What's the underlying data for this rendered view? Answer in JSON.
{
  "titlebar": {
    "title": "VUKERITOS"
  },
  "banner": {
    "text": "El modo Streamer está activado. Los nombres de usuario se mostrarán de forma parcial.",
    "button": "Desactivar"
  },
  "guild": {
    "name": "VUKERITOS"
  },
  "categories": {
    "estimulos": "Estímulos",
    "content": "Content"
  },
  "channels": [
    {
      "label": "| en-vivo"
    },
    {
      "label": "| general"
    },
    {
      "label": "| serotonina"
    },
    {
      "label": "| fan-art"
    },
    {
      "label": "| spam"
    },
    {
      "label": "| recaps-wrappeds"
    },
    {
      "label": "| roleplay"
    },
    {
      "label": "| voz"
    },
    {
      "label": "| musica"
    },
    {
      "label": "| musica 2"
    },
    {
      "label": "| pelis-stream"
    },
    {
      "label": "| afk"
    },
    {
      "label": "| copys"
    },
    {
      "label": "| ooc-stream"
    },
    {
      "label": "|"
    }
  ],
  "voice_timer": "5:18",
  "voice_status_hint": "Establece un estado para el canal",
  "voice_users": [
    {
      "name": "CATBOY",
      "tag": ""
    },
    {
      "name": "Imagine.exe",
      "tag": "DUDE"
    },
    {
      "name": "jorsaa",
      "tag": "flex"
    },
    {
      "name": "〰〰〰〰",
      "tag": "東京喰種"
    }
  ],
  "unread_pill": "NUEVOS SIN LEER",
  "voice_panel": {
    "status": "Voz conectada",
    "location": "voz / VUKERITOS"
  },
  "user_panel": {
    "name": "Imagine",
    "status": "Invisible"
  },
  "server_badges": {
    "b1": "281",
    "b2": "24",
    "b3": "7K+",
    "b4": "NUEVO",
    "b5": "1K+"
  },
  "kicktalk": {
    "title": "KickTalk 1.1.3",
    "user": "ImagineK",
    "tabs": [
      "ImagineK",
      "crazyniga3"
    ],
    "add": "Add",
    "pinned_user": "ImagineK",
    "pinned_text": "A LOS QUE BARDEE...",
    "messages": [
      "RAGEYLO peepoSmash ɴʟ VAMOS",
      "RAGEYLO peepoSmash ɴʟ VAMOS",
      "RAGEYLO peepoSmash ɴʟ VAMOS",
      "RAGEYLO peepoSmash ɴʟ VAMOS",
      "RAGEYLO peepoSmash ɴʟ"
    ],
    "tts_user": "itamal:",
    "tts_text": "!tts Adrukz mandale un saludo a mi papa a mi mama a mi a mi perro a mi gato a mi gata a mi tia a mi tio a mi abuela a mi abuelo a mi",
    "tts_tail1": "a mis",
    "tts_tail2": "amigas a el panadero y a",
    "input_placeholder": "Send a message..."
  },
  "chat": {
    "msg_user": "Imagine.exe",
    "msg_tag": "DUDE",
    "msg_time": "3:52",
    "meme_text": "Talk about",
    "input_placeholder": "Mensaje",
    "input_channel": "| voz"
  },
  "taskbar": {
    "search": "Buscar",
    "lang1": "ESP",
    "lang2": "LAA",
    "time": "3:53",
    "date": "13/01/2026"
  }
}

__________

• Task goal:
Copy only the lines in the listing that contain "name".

• Exercise solution:
    "name": "VUKERITOS"
      "name": "CATBOY",
      "name": "Imagine.exe",
      "name": "jorsaa",
      "name": "〰〰〰〰",
    "name": "Imagine",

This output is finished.